Engine heat wreaks havoc on paint, even the paint on the hood can fade from the heavy dose of radiant heat from the hot engine below. How well do you think that rattle-can paint job is going to last? We have sprayed engines with spray cans, even the high-heat versions, only to see cracks, flakes and fading in just a few weeks of use. Take a look at any high-buck build and the engines are painted up to match, but they don’t fade, crack or flake, how do they do it? How to paint an engine so that it lasts is all in the method. Rather than take a chance with a rattle can, we did some research to find out what the best method is for a long-lasting engine paint job. After spending some time talking with various restoration and custom shops, we had our solution.
There are two problems with painting an engine – adhesion and heat. The first is relatively simple to solve with hot-tanking, scrubbing or in our case, soda blasting. We spent a couple of hours tediously taping up the engine for soda blasting. In the end, the tape didn’t keep the soda out of the block and according to several soda-blast resources, is not even a problem. Baking soda readily absorbs into oil and water, and the hardness of the material is below that of even the softest bearing surfaces, so taping before blasting turned out to be a big unnecessary hassle. If you are painting an assembled engine, the best bet for the prep work is hot soapy water and lots of elbow-grease.
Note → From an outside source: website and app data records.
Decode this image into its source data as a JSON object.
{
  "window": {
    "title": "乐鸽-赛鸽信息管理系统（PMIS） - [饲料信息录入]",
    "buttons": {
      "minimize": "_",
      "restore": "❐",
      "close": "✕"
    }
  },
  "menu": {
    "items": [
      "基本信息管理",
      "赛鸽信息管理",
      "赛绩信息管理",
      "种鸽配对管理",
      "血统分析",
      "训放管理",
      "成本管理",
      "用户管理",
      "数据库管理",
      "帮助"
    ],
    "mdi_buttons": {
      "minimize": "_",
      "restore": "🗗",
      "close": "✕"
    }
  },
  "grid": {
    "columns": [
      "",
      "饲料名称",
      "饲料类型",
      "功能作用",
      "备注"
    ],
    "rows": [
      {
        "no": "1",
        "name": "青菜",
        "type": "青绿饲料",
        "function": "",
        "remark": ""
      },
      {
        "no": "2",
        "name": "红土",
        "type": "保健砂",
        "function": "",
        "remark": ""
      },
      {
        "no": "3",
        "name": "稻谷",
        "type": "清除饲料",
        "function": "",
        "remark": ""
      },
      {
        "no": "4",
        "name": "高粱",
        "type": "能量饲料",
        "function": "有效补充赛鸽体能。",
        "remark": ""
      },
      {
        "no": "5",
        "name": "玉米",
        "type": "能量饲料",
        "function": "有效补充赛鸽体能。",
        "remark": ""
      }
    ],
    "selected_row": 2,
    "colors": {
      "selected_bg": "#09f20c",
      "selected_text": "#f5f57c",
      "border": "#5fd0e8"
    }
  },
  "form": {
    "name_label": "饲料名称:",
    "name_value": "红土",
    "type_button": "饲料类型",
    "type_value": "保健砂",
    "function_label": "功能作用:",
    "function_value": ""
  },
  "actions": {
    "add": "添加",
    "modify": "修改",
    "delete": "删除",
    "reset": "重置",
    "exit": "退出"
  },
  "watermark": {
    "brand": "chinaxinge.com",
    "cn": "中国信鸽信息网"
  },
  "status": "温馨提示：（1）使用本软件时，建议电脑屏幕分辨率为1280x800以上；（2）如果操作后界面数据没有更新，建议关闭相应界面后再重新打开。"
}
The heat issue is the biggest problem. The enemy of paint is heat. We have all seen how paint bubbles up when heat (like from a heat gun) is applied. These are the same mechanics at work on a painted engine. In the case of rattle-can paints, no amount of heat resistance additives can combat cylinder head heat. The problem is that rattle can paint is too thick. The paint used in these cans is non-catalyzed, which means it has to rely on special solvents to cure. If you have ever sprayed a cold rattle-can, you know that it takes two or three times as long for it to cure. This is because the solvents must vaporize before the paint cures. Thick paint reduces heat transfer, which allows the heat to build on the surface of the engine, instead of wicking to the air; just like spreading butter on a burned finger, it just traps the heat.
Traditional automotive paint, the kind that is sprayed with a paint gun, either single-stage or base\clear, is cured with catalyst. While these paints still use solvents, the solvents dissipate much faster than rattle-can paint, and have an active ingredient that actually cures the paint. In base\clear formulas, the base coat does not have a catalyst, it is instead thinned using reducer depending on the temperatures of the atmosphere at the time of spraying. The clear coat, along with single-stage paints, are catalyzed with hardener. The hardener cures the paint so that it is stable. These paints are thinner and have more even coverage than rattle-can paints. This works to our advantage, as the thinner the paint, the better the heat transfer.
But what about primer? All automotive paints require primer to get adhesion right? Absolutely, if you are talking about sheetmetal. It is true that you would not want to spray a car without primer first. For one the paint would be splotchy from variations in the body work, but also the paint has a hard time sticking to smooth sheet metal. An engine uses more porous materials, like cast aluminum and cast iron. The paint won’t have a problem sticking to these materials, as long as it is clean. The main problem with primer, even basic etching primer, is that it is thicker than the paint itself. Remember, the idea is to reduce the thickness of the paint. So when painting an engine, leave the primer out.
For our small block Ford (a 347 cid stroker actually), the idea was to paint it red and add a touch of metal flake. While the metal flake might not be suited for a resto, the process is the same. We used a base\clear NAPA Martin Senour paint, and sprayed the engine in the shop. Keep in mind that spraying this kind of paint generates a lot of overspray, much more than a rattle-can, so if you don’t want it tinted engine color, cover it. If you have the space you can create a temporary paint booth by hanging plastic sheeting from the garage ceiling to keep things contained. You also need a respirator with charcoal packs. You really do not want to be breathing the vapors of this stuff. We spent about two days prepping and spraying our engine.
Check out all the paint & body products available on NAPA Online or trust one of our 17,000 NAPA AutoCare locations for routine maintenance and repairs. For more information on how to paint an engine, chat with a knowledgeable expert at your local NAPA AUTO PARTS store.
A life-long gearhead, Jefferson Bryant spends more time in the shop than anywhere else. His career began in the car audio industry as a shop manager, eventually working his way into a position at Rockford Fosgate as a product designer. In 2003, he began writing tech articles for magazines, and has been working as an automotive journalist ever since. His work has been featured in Car Craft, Hot Rod, Rod & Custom, Truckin’, Mopar Muscle, and many more. Jefferson has also written 4 books and produced countless videos. Jefferson operates Red Dirt Rodz, his personal garage studio, where all of his magazine articles and tech videos are produced.